[2 March 2007]
Interviewer: What’s the best thing about being a Spelling?
Tori Spelling: Free bowling.
—Cast interviews, So NoTORIous
So NoTORIous, now available on DVD, asserts that Tori Spelling—daughter of Aaron Spelling, former star of Beverly Hills 90210, and tabloid princess—is just like you and me. “Her flaws make her fabulous,” says one costar. “I didn’t realize she was such a gentle woman,” says another. Notorious producers Mike Chessler and Chris Alberghini sum up Tori’s appeal: “She’s got a great sense of humor.”
True enough. But, try as they might to convince us otherwise, Tori Spelling is anything but normal. In So NoTORIous, Tori plays a fictionalized version of herself, struggling to be taken seriously as an actress while coming to terms with her celebrity. She loves her Nanny (played by Cleo King), her friends (Zachary Quinto as Sas, Brennan Hesser as Janey, and James Carpinello as Pete), and even her deluded mother, Kiki (Loni Anderson), who lives alone in the Spelling mansion with an eBay addiction and about 4,000 antique dolls.
By parodying herself—her oversized head, odd-shaped breasts, and bizarre childhood at the Spelling mansion—Tori promotes her own self-awareness and, yes, that great sense of humor. But even as Tori might “struggle” to find work, battle misconceptions, and fail miserably at finding her Mr. Right, but she’s still Tori Spelling with the tu-tu-wearing pug and $1,000 bags.
The jokes include images of Tori’s childhood, framed as flashbacks. Six-year-old Tori is dragged to “little people” stores so Kiki can find just the right pumps for her first Emmy appearance; she’s forced to sleep in a room with the dolls peering down at her with their dead doll eyes; and she’s left with an ugly girl complex after a Charlie’s Angels producer nixes her for the role of young Farrah in favor of a “prettier girl”. But you never feel sorry for her, despite such traumas. We tend to imagine our own childhoods would have been more tolerable in the company of Luke Perry and all those bathrooms. While we gain a sense of what Tori’s “been through” with all of this, it’s related to us humorously with the glamour and the sparkles left in.

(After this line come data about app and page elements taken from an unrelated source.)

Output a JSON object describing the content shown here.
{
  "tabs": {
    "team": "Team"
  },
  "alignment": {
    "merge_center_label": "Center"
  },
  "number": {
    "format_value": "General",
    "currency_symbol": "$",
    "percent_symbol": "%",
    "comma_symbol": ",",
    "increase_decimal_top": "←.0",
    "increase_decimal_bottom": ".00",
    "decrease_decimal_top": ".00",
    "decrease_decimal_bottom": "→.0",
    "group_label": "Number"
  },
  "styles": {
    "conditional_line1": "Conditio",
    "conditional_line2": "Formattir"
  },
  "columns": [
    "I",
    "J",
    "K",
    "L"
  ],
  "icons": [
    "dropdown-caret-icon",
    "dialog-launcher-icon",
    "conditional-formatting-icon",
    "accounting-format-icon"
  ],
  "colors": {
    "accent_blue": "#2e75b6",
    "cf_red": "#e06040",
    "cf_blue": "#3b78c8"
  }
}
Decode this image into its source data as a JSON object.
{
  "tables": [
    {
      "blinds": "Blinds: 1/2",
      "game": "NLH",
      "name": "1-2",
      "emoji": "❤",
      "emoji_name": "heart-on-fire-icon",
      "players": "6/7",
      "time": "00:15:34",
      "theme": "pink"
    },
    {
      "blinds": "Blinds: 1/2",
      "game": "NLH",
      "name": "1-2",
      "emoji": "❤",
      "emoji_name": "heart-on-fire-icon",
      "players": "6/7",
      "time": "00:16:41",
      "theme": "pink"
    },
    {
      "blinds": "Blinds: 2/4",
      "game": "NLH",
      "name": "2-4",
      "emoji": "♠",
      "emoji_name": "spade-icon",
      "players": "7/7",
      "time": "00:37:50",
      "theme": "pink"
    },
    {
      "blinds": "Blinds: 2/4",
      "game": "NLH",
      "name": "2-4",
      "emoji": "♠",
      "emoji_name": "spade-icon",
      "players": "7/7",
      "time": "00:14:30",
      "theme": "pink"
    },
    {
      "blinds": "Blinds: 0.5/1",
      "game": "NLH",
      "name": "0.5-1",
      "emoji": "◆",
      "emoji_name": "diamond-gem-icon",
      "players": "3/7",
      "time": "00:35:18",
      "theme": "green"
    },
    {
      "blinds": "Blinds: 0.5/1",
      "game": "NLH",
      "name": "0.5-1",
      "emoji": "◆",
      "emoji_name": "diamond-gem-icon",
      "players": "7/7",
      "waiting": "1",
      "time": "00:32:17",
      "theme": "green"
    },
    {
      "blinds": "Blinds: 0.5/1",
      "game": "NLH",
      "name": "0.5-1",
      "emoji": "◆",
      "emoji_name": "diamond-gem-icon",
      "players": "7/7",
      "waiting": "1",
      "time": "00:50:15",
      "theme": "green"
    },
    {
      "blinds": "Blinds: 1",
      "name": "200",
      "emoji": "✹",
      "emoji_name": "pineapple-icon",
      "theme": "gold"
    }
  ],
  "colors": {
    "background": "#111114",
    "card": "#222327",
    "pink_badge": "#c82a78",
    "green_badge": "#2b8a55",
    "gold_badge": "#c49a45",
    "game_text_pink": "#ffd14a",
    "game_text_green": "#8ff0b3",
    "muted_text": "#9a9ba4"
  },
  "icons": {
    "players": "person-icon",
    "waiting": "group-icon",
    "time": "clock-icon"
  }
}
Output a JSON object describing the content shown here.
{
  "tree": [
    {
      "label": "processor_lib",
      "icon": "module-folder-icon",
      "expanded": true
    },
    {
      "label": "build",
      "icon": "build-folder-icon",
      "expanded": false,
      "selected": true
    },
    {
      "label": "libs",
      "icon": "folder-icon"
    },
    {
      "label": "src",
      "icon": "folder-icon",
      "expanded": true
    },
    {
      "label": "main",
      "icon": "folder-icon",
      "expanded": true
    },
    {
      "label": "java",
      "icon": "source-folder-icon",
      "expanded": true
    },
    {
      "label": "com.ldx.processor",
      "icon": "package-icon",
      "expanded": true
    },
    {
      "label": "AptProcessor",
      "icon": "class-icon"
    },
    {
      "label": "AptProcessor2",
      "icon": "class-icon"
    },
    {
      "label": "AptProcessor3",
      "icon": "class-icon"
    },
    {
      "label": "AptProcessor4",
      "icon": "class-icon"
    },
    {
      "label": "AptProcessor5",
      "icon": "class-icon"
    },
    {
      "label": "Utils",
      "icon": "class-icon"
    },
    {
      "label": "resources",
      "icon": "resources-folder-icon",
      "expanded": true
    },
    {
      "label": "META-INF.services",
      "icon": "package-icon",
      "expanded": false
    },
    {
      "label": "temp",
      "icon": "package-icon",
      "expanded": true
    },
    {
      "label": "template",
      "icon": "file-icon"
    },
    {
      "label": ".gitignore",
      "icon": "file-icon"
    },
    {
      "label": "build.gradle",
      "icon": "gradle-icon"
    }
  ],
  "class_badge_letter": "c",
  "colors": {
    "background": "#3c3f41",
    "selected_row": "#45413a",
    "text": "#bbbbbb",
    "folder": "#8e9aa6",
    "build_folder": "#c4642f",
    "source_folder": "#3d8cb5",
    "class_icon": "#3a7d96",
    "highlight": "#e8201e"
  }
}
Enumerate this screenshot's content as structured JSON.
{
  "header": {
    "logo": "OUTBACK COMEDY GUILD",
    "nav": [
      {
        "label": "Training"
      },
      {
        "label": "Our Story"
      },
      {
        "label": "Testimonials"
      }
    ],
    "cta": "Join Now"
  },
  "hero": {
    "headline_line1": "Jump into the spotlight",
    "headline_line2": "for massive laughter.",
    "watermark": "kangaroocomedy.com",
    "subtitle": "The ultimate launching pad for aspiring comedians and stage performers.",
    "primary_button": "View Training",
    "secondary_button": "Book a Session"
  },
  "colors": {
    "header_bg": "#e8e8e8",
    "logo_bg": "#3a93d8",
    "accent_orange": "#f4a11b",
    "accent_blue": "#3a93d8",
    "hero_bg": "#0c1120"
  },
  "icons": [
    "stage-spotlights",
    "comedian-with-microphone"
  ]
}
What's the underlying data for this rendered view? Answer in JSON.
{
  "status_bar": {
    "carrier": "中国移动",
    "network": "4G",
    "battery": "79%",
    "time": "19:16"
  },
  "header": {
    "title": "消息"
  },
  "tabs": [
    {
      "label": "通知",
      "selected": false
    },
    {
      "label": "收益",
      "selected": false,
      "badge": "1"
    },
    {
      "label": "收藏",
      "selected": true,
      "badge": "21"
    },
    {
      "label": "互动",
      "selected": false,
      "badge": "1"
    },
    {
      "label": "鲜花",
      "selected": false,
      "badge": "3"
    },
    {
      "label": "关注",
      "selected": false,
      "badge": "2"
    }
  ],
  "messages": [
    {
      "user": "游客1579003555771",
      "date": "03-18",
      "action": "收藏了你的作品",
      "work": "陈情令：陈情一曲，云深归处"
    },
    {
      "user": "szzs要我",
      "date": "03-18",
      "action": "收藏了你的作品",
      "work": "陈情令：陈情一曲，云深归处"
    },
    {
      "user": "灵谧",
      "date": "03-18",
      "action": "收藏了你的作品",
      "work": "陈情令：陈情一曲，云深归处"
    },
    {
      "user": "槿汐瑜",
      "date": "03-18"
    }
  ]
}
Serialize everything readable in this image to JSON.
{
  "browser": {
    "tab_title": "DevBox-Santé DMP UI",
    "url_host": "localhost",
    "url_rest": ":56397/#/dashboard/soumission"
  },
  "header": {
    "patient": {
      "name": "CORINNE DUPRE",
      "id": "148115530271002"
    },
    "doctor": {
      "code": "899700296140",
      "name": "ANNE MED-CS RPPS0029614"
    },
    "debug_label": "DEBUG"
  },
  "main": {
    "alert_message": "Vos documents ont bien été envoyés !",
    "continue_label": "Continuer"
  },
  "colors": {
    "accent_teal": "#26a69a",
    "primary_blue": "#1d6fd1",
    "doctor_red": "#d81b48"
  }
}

The extra features, oddly enough, are much greater endorsements of Tori’s smarts than her scripted show. During the interviews section and the episode commentaries, Spelling is even more self-deprecating than her TV equivalent, and exhibits a sly wit the show barely evinces. In discussing the show’s advertising campaign during “Behind the Scenes,” Tori says she requested the eyes only billboard shots: “I couldn’t imagine my entire face up on a huge billboard. That would be frightening.” She discusses living next door to Farrah with the admiration and sarcasm of someone who understands the experience as equally cool and weird. And, in the commentary for the third episode, titled “Street”, Tori hints at some backstage shenanigans that suggest we’ll never quite see the “real” Tori. Turns out that Spelling is so in control of her image and herself to know what will impress on screen and what’s best to keep to herself. It’s warts and all, but selected warts, the laughable ones.
Spelling also appears to know that, try as she might to build a serious acting career, her legend is overwhelming. “It took me years to [get to this] place, years of people laughing at me, the remarks, the tabloids, the snickers from people. It took me years to come to a place where it all of a sudden just switched in my head.” The switch meant she finally gave up trying to prove she wasn’t so horrible as the tabloids wrote. She says she realized just why her career was stalling: no one, she admits, could believe Tori Spelling as the Mary Tyler Moore figure she played in sitcom pilots and TV movies. “People could see that you are struggling,” she says, “and see that it was funny, and that you’re funny. But they can’t get past you being Tori Spelling. I thought if they can’t get past that then I won’t get past that. Let’s just put me up there.”
It makes sense. So NoTORIous was part of a trend in comebacks sand confessions. Entourage, for example, makes cool people out of buttheads way more egocentric than Ms Spelling; Kirstie Alley’s Fat Actress exploited her life a tubby washout. Other series—The Comeback, Extras, and Curb Your Enthusiasm—found humor in exploiting the frailties of the creative and privileged. Just as Spelling has been washed up long enough to be cool again, generic sitcoms are just passé enough to be laughed at, too. Tori shouts at a Scientologist-type boyfriend who wants her to cleanse herself and “find her place,” “I don’t need to be relevant, I’m Tori Spelling!” But the joke’s on her—at this point in time, she couldn’t be more relevant.
The surprise is that the show didn’t draw viewers. This is disappointing. So NoTORIous is not just the Tori-is-normal show, it’s also an insightful look at how tabloid fodder types like Spelling go about their lives, despite the lies and the photos and the vitriol. And, really, who would have thought Tori Spelling, of all people, was as funny, perceptive, and interesting? This Tori is a performance. The real Tori is clearly is much cooler. Don’t you just hate her?